*Source material*.
= = = = =
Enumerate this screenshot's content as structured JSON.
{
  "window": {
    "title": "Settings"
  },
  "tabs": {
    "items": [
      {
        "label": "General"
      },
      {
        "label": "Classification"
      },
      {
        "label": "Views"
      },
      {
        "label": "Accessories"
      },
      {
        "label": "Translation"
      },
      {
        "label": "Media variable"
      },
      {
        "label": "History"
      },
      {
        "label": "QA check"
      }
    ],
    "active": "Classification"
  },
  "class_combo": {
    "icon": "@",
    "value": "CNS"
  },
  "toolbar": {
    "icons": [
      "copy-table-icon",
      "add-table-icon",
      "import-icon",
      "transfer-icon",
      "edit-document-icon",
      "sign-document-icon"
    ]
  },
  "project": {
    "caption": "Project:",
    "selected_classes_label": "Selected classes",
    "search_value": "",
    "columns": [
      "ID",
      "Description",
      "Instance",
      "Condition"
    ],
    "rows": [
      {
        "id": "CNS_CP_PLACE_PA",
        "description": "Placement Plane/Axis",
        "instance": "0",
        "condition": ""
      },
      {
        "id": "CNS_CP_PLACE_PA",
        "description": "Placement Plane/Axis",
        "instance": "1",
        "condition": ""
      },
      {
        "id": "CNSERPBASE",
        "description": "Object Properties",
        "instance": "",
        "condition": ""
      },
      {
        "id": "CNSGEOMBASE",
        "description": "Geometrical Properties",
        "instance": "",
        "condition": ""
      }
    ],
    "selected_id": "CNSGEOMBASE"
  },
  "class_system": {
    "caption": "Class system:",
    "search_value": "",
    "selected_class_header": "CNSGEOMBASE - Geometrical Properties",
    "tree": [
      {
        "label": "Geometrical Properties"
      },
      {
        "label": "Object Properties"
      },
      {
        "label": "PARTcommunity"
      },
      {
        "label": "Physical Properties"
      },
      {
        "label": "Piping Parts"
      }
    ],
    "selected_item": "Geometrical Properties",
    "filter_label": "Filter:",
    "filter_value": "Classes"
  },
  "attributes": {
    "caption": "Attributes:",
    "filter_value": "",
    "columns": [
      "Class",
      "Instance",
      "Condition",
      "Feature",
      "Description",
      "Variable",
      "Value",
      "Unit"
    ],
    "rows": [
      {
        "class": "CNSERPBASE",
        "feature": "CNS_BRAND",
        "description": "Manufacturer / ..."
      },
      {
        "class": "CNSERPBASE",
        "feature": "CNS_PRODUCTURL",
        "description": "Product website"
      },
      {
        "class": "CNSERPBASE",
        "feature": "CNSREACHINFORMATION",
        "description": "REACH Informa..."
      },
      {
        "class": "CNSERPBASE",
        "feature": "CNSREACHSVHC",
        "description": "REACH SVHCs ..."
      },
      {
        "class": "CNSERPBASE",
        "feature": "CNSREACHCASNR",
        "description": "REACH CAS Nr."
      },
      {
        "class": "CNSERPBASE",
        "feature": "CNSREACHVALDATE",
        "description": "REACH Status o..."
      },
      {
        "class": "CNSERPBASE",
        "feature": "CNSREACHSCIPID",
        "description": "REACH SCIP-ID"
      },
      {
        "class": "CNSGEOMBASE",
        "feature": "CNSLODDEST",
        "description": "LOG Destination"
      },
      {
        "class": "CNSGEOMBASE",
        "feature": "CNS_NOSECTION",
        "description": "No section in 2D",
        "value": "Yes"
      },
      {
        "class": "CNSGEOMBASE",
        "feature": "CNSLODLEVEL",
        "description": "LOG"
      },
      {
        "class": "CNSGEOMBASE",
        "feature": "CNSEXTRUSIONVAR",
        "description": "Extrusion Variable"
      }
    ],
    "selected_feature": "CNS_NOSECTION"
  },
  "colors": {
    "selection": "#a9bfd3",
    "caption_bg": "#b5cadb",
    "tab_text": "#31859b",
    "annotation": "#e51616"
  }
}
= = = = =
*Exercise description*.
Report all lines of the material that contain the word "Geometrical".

*Exercise response*.
        "description": "Geometrical Properties",
    "selected_class_header": "CNSGEOMBASE - Geometrical Properties",
        "label": "Geometrical Properties"
    "selected_item": "Geometrical Properties",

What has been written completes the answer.